## PROVIDED RECORDS
--- START ---
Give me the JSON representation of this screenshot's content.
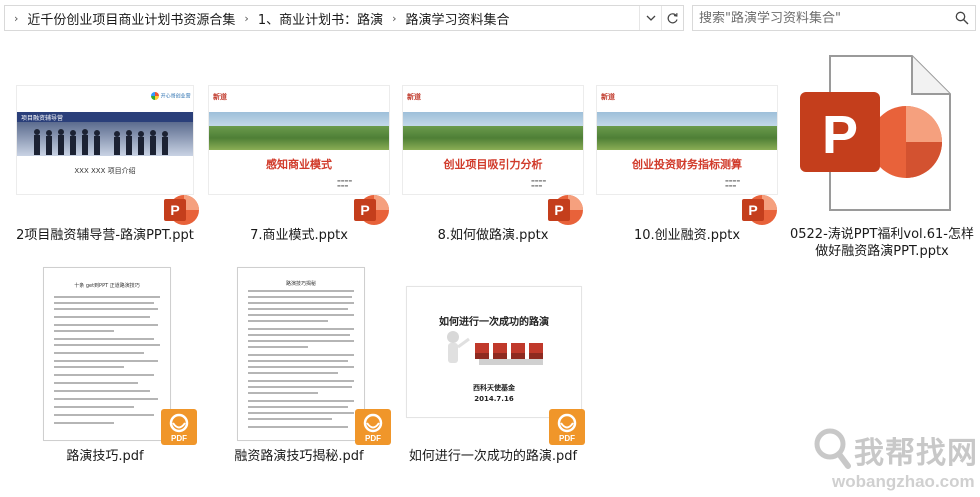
{
  "address_bar": {
    "crumbs": [
      "近千份创业项目商业计划书资源合集",
      "1、商业计划书：路演",
      "路演学习资料集合"
    ]
  },
  "search": {
    "placeholder": "搜索\"路演学习资料集合\""
  },
  "files": [
    {
      "name": "2项目融资辅导营-路演PPT.ppt",
      "type": "ppt",
      "thumb_text": {
        "header": "项目融资辅导营",
        "body": "XXX  XXX  项目介绍",
        "logo": "开心哥创业营"
      }
    },
    {
      "name": "7.商业模式.pptx",
      "type": "pptx",
      "thumb_text": {
        "brand": "新道",
        "title": "感知商业模式"
      }
    },
    {
      "name": "8.如何做路演.pptx",
      "type": "pptx",
      "thumb_text": {
        "brand": "新道",
        "title": "创业项目吸引力分析"
      }
    },
    {
      "name": "10.创业融资.pptx",
      "type": "pptx",
      "thumb_text": {
        "brand": "新道",
        "title": "创业投资财务指标测算"
      }
    },
    {
      "name": "0522-涛说PPT福利vol.61-怎样做好融资路演PPT.pptx",
      "type": "pptx-icon"
    },
    {
      "name": "路演技巧.pdf",
      "type": "pdf",
      "thumb_text": {
        "title": "十条 get到PPT 正道路演技巧"
      }
    },
    {
      "name": "融资路演技巧揭秘.pdf",
      "type": "pdf",
      "thumb_text": {
        "title": "路演技巧揭秘"
      }
    },
    {
      "name": "如何进行一次成功的路演.pdf",
      "type": "pdf",
      "thumb_text": {
        "title": "如何进行一次成功的路演",
        "org": "西科天使基金",
        "date": "2014.7.16"
      }
    }
  ],
  "badges": {
    "pdf_label": "PDF"
  },
  "colors": {
    "ppt_red": "#d35230",
    "ppt_orange": "#e8623a",
    "pdf_orange": "#f0962a",
    "title_red": "#d13b2b"
  },
  "watermark": {
    "logo_text": "我帮找网",
    "url": "wobangzhao.com"
  }
}
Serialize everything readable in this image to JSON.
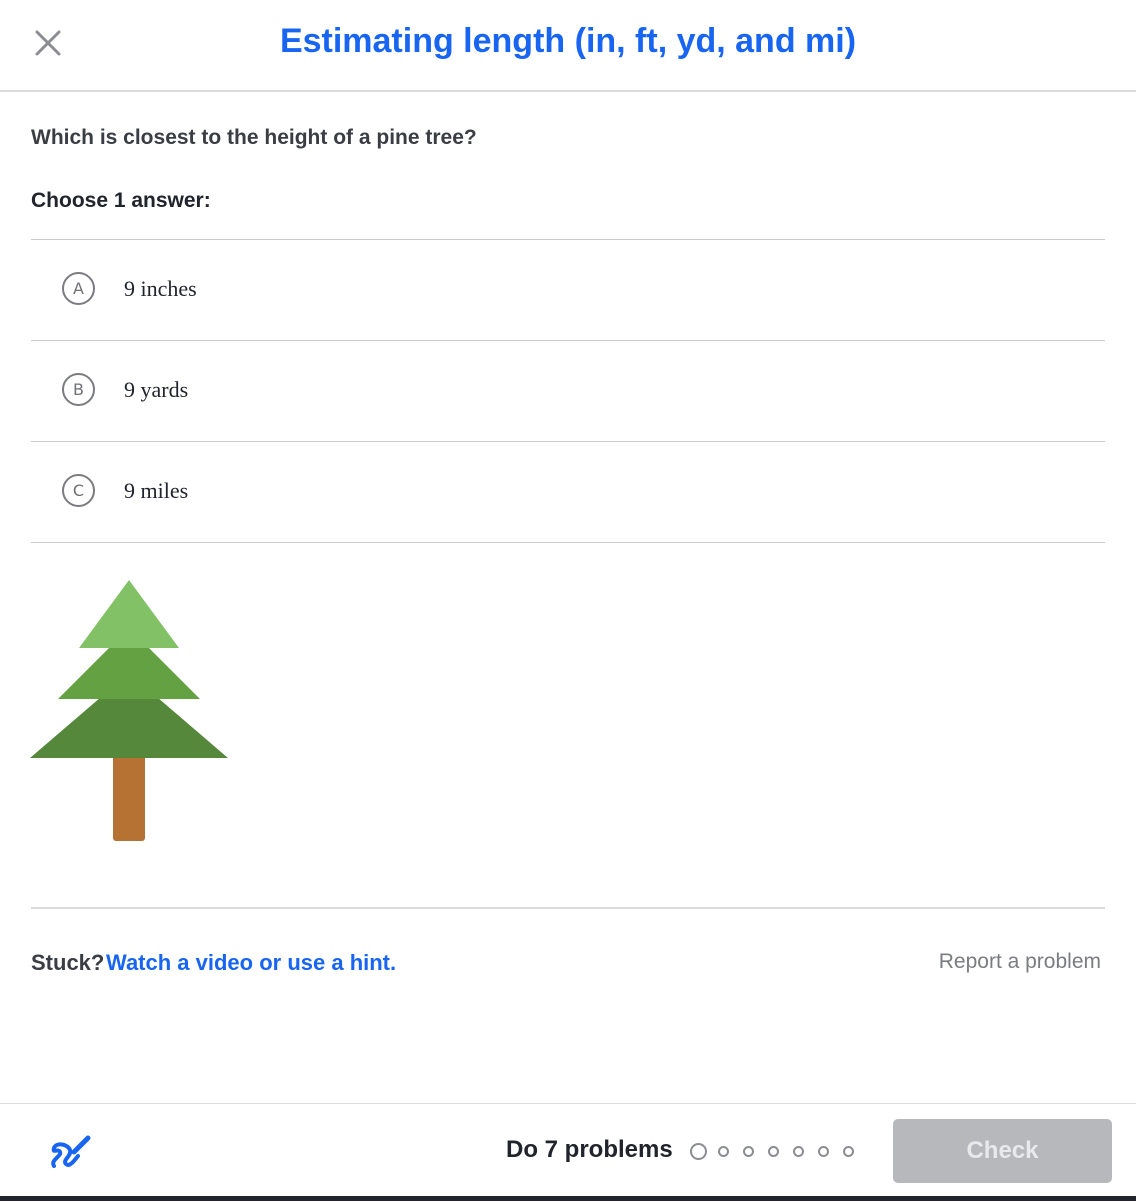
{
  "header": {
    "title": "Estimating length (in, ft, yd, and mi)",
    "close_icon": "close-icon"
  },
  "question": {
    "prompt": "Which is closest to the height of a pine tree?",
    "instruction": "Choose 1 answer:"
  },
  "choices": [
    {
      "letter": "A",
      "number": "9",
      "unit": "inches"
    },
    {
      "letter": "B",
      "number": "9",
      "unit": "yards"
    },
    {
      "letter": "C",
      "number": "9",
      "unit": "miles"
    }
  ],
  "illustration": {
    "icon": "pine-tree-icon",
    "colors": {
      "top": "#83c166",
      "middle": "#64a143",
      "bottom": "#55883b",
      "trunk": "#b57232"
    }
  },
  "help": {
    "stuck_label": "Stuck?",
    "hint_link": "Watch a video or use a hint.",
    "report_link": "Report a problem"
  },
  "footer": {
    "scratchpad_icon": "scratchpad-pencil-icon",
    "progress_label": "Do 7 problems",
    "problem_count": 7,
    "completed": 0,
    "check_label": "Check"
  },
  "colors": {
    "accent": "#1865f2",
    "text": "#21242c",
    "muted": "#7a7c81",
    "disabled_button": "#b7b8bb"
  }
}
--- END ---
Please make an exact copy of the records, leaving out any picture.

Give me the JSON representation of this screenshot's content.
{
  "address_bar": {
    "crumbs": [
      "近千份创业项目商业计划书资源合集",
      "1、商业计划书：路演",
      "路演学习资料集合"
    ]
  },
  "search": {
    "placeholder": "搜索\"路演学习资料集合\""
  },
  "files": [
    {
      "name": "2项目融资辅导营-路演PPT.ppt",
      "type": "ppt",
      "thumb_text": {
        "header": "项目融资辅导营",
        "body": "XXX  XXX  项目介绍",
        "logo": "开心哥创业营"
      }
    },
    {
      "name": "7.商业模式.pptx",
      "type": "pptx",
      "thumb_text": {
        "brand": "新道",
        "title": "感知商业模式"
      }
    },
    {
      "name": "8.如何做路演.pptx",
      "type": "pptx",
      "thumb_text": {
        "brand": "新道",
        "title": "创业项目吸引力分析"
      }
    },
    {
      "name": "10.创业融资.pptx",
      "type": "pptx",
      "thumb_text": {
        "brand": "新道",
        "title": "创业投资财务指标测算"
      }
    },
    {
      "name": "0522-涛说PPT福利vol.61-怎样做好融资路演PPT.pptx",
      "type": "pptx-icon"
    },
    {
      "name": "路演技巧.pdf",
      "type": "pdf",
      "thumb_text": {
        "title": "十条 get到PPT 正道路演技巧"
      }
    },
    {
      "name": "融资路演技巧揭秘.pdf",
      "type": "pdf",
      "thumb_text": {
        "title": "路演技巧揭秘"
      }
    },
    {
      "name": "如何进行一次成功的路演.pdf",
      "type": "pdf",
      "thumb_text": {
        "title": "如何进行一次成功的路演",
        "org": "西科天使基金",
        "date": "2014.7.16"
      }
    }
  ],
  "badges": {
    "pdf_label": "PDF"
  },
  "colors": {
    "ppt_red": "#d35230",
    "ppt_orange": "#e8623a",
    "pdf_orange": "#f0962a",
    "title_red": "#d13b2b"
  },
  "watermark": {
    "logo_text": "我帮找网",
    "url": "wobangzhao.com"
  }
}
Serialize everything readable in this image to JSON.
{
  "header": {
    "title": "Estimating length (in, ft, yd, and mi)",
    "close_icon": "close-icon"
  },
  "question": {
    "prompt": "Which is closest to the height of a pine tree?",
    "instruction": "Choose 1 answer:"
  },
  "choices": [
    {
      "letter": "A",
      "number": "9",
      "unit": "inches"
    },
    {
      "letter": "B",
      "number": "9",
      "unit": "yards"
    },
    {
      "letter": "C",
      "number": "9",
      "unit": "miles"
    }
  ],
  "illustration": {
    "icon": "pine-tree-icon",
    "colors": {
      "top": "#83c166",
      "middle": "#64a143",
      "bottom": "#55883b",
      "trunk": "#b57232"
    }
  },
  "help": {
    "stuck_label": "Stuck?",
    "hint_link": "Watch a video or use a hint.",
    "report_link": "Report a problem"
  },
  "footer": {
    "scratchpad_icon": "scratchpad-pencil-icon",
    "progress_label": "Do 7 problems",
    "problem_count": 7,
    "completed": 0,
    "check_label": "Check"
  },
  "colors": {
    "accent": "#1865f2",
    "text": "#21242c",
    "muted": "#7a7c81",
    "disabled_button": "#b7b8bb"
  }
}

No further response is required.